“I’m not interested in tweeting, Facebook and whatever this nonsense is. I tried to find out but in any case I’m too old-fashioned. I couldn’t see any value in it. And, I don’t know what the so-called ‘young generation’; of today really wants. What is it? You ask a 15 or 16-year-old kid, ‘What do you want?’; and they don’t know. The challenge is getting the audience in the first place”, Ecclestone said in the piece. Ecclestone is probably one of the few old generation leaders who does not have Twitter. Rupert Murdoch, Vladimir Putin and Sepp Blatter all do. One reason that start-up companies are so successful in this generation is because of social media. Get a good following, with a bit of funding, and all of a sudden you can become the next big thing. There is a lot of possibilities with social media, which hopefully Formula E will be exploiting.
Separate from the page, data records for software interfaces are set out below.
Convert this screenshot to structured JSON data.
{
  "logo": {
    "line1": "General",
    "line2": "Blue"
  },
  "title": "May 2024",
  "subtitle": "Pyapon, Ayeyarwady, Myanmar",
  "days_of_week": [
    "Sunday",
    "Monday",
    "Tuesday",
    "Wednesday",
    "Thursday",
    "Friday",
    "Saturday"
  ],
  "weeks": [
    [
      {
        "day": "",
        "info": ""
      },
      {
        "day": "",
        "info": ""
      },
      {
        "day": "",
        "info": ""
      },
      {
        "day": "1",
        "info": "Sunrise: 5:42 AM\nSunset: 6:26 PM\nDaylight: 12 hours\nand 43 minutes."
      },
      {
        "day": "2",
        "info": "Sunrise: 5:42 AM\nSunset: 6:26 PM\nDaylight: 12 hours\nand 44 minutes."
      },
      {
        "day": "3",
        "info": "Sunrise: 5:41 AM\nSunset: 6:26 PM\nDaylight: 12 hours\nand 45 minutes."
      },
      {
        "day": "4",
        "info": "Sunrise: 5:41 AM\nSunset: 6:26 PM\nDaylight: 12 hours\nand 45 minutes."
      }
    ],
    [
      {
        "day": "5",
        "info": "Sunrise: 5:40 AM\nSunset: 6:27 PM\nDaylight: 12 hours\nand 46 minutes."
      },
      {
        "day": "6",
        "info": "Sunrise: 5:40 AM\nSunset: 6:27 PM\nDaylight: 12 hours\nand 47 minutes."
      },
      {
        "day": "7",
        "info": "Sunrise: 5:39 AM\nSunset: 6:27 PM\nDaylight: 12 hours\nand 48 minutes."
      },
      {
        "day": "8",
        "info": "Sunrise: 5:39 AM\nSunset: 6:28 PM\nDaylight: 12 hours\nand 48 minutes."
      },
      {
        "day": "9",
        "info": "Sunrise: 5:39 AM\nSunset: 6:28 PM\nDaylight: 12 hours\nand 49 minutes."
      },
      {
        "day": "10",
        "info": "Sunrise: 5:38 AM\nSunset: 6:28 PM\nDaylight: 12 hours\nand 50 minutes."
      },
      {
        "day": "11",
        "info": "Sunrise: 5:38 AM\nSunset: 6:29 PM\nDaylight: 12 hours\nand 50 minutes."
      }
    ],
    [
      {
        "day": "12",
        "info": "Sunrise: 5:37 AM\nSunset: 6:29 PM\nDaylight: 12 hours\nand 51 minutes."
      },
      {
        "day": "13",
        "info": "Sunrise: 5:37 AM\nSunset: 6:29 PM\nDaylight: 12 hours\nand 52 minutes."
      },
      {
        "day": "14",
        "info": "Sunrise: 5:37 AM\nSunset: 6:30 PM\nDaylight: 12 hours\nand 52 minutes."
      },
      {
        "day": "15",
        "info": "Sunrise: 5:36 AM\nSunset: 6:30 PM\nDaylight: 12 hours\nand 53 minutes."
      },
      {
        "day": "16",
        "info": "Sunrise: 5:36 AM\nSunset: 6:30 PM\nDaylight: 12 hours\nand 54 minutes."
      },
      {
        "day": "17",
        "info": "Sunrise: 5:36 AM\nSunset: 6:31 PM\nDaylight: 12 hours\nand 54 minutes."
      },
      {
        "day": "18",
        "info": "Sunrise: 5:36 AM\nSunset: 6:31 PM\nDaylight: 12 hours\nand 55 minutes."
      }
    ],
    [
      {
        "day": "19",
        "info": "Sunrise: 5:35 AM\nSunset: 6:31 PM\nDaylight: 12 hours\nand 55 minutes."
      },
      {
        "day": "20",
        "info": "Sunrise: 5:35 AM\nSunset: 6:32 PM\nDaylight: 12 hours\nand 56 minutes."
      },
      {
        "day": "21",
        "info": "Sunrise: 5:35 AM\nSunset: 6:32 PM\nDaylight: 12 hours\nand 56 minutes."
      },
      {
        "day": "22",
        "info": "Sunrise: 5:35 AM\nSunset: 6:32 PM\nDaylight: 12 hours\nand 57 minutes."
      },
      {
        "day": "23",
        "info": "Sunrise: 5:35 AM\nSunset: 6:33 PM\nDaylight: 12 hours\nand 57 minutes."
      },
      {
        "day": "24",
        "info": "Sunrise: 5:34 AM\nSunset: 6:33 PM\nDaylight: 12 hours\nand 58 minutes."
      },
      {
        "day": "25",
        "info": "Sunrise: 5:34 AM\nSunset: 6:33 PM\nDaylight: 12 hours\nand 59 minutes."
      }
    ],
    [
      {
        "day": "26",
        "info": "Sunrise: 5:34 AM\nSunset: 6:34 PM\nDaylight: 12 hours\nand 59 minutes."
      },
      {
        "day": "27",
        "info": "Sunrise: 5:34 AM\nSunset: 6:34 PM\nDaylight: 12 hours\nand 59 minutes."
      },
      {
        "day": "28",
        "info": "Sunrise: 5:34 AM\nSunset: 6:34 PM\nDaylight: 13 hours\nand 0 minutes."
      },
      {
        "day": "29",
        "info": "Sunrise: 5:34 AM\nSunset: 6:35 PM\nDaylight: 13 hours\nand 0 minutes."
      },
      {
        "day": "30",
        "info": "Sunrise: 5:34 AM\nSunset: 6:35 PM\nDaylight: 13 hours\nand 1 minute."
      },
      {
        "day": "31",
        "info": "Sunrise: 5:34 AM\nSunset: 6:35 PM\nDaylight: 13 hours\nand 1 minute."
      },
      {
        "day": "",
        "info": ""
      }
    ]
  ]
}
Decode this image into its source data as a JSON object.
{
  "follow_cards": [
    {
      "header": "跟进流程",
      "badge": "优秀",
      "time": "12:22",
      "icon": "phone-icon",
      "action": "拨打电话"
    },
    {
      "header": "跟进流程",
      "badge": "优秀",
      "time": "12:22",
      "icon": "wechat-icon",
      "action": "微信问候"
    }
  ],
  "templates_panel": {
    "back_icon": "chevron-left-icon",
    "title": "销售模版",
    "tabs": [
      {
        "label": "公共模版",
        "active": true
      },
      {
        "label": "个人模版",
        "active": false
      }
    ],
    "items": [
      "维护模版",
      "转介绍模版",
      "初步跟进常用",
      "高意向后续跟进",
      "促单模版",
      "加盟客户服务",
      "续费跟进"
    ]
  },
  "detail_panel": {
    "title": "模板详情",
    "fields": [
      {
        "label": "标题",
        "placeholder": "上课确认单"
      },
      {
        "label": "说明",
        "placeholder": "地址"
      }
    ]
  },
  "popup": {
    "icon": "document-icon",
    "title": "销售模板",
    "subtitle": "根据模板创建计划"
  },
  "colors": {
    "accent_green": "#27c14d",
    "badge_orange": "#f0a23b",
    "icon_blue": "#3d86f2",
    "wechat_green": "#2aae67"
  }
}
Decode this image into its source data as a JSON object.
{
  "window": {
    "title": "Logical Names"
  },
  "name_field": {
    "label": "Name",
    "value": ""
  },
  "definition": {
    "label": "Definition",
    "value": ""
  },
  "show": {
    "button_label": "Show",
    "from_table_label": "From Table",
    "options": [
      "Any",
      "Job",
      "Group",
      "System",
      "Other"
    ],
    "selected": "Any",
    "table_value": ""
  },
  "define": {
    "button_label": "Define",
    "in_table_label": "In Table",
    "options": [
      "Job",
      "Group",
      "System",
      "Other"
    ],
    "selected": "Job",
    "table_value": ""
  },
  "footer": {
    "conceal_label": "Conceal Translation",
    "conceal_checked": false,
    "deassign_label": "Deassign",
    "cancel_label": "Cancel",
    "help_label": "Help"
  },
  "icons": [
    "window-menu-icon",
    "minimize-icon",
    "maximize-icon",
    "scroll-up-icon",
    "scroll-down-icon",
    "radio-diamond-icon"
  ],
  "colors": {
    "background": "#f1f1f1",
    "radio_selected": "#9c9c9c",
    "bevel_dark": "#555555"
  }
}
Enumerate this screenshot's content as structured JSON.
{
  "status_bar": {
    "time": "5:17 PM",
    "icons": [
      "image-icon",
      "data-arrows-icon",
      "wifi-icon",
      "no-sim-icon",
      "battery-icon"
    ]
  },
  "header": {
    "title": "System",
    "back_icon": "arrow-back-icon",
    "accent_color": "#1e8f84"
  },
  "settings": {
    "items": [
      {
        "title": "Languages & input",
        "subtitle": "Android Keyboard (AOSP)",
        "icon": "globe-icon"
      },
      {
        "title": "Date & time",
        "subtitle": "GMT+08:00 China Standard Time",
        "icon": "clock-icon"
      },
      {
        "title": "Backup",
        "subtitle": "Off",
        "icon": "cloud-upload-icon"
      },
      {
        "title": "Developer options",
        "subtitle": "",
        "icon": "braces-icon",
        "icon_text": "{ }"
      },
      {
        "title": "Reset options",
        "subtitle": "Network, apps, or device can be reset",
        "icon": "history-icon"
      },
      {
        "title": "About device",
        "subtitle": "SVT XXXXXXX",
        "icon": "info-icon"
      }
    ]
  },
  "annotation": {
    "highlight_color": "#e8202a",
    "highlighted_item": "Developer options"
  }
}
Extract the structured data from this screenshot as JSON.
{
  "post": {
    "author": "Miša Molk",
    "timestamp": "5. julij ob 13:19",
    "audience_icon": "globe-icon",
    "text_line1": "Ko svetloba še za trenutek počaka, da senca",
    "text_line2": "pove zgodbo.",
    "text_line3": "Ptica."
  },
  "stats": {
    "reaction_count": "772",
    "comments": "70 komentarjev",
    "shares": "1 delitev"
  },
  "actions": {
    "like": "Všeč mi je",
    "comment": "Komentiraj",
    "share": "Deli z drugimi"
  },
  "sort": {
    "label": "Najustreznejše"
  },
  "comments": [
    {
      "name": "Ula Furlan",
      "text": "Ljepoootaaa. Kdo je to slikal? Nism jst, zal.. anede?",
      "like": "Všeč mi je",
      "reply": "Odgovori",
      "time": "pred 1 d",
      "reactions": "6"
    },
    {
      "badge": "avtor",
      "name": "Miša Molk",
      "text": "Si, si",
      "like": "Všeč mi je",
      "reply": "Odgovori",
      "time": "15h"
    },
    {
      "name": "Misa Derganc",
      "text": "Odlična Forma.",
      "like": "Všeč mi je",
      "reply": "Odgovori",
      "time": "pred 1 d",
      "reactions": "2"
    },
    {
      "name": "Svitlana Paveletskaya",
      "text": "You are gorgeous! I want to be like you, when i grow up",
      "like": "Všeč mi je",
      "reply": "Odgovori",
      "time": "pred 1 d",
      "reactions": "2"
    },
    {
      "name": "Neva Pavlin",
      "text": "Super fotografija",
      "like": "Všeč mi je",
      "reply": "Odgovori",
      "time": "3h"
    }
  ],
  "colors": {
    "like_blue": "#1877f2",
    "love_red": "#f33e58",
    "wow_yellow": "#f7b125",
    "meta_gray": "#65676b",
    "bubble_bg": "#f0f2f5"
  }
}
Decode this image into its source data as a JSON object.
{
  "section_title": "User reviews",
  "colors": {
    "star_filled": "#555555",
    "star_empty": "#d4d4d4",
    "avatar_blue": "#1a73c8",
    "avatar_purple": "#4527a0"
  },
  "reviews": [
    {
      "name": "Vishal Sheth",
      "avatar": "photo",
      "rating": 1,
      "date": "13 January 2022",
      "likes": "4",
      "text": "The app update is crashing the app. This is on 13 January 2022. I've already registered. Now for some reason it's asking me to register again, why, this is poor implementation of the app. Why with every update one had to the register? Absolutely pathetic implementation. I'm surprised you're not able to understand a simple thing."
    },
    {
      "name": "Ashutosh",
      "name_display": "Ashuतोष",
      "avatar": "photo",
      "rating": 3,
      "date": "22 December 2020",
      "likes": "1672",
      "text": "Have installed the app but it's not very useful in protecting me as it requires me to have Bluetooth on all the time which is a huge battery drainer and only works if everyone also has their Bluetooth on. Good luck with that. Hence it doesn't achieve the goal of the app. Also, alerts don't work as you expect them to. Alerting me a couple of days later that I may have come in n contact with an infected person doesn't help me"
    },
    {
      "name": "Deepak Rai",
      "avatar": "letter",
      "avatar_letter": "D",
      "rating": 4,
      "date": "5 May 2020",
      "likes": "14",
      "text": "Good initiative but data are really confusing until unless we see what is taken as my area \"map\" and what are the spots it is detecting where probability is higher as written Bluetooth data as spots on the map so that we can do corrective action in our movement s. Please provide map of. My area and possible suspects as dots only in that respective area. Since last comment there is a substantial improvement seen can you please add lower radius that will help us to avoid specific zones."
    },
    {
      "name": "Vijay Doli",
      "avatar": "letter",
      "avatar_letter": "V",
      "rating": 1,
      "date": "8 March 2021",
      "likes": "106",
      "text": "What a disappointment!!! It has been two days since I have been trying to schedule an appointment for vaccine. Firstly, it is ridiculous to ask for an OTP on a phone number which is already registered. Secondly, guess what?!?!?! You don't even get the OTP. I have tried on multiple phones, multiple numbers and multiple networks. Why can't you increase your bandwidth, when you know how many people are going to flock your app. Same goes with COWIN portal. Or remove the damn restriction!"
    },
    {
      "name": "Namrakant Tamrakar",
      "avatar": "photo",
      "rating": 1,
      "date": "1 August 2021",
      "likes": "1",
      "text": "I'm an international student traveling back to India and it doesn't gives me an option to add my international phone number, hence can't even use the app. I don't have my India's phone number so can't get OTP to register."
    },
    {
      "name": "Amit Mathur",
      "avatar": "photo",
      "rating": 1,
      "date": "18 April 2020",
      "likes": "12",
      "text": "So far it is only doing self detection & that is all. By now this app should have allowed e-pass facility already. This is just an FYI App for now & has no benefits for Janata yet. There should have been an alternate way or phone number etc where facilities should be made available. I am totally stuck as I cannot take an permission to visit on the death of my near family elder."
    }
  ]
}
The two groups that Ecclestone alienated in the interview, women and young men (age 34 or under), accounted for 49 percent of the UK audience for the Russian Grand Prix according to overnight viewing figures, so half of his fan base. The main conclusion I sadly get from this piece is that Ecclestone is not interested in diversifying his audience. Ecclestone appears to be happy with what he have, but does not have the urge to change his audience, or to bring younger people into Formula 1. An ageing audience is not an attractive audience. An unattractive audience will not attract new, trendy sponsors. People associate Rolex and UBS with middle-aged businessman. The piece proves to me that Formula 1 needs new leadership. Not just Ecclestone, but the ‘yes men’ associated with Ecclestone. Someone to drive Formula 1 forward. Passion. Energy. Excitement. New media. Is Ecclestone really the person to drive Formula 1 forward, and continue to make it a global phenomenon?
I don’t think so.